(Task directions): The answer must repeat every record exactly, with no pictures in it.

(Data for processing):
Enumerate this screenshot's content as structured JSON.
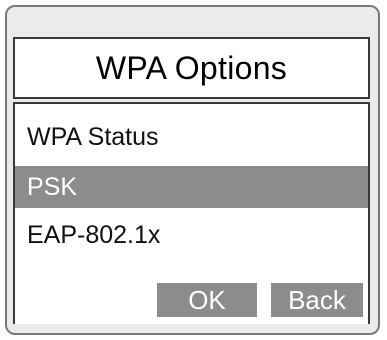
{
  "dialog": {
    "title": "WPA Options"
  },
  "menu": {
    "items": [
      {
        "label": "WPA Status",
        "selected": false
      },
      {
        "label": "PSK",
        "selected": true
      },
      {
        "label": "EAP-802.1x",
        "selected": false
      }
    ]
  },
  "buttons": {
    "ok_label": "OK",
    "back_label": "Back"
  },
  "colors": {
    "selection_bg": "#8c8c8c",
    "frame_bg": "#ebebeb",
    "border": "#3a3a3a"
  }
}
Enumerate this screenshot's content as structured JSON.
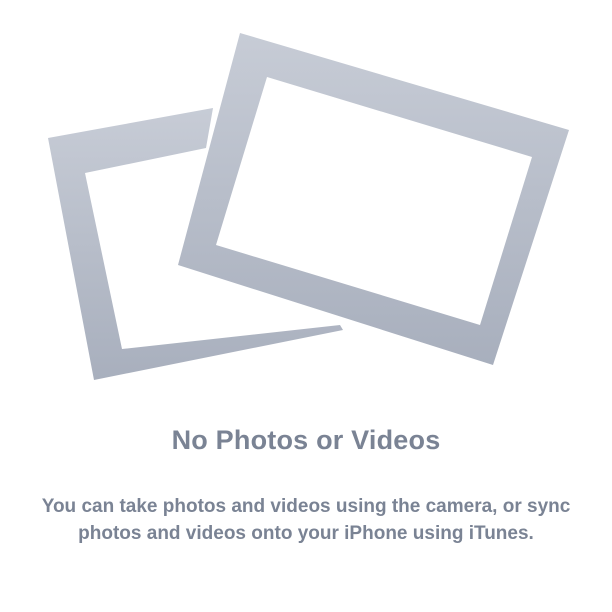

(Expected answer):
Enumerate this screenshot's content as structured JSON.
{
  "dialog": {
    "title": "WPA Options"
  },
  "menu": {
    "items": [
      {
        "label": "WPA Status",
        "selected": false
      },
      {
        "label": "PSK",
        "selected": true
      },
      {
        "label": "EAP-802.1x",
        "selected": false
      }
    ]
  },
  "buttons": {
    "ok_label": "OK",
    "back_label": "Back"
  },
  "colors": {
    "selection_bg": "#8c8c8c",
    "frame_bg": "#ebebeb",
    "border": "#3a3a3a"
  }
}
Enumerate this screenshot's content as structured JSON.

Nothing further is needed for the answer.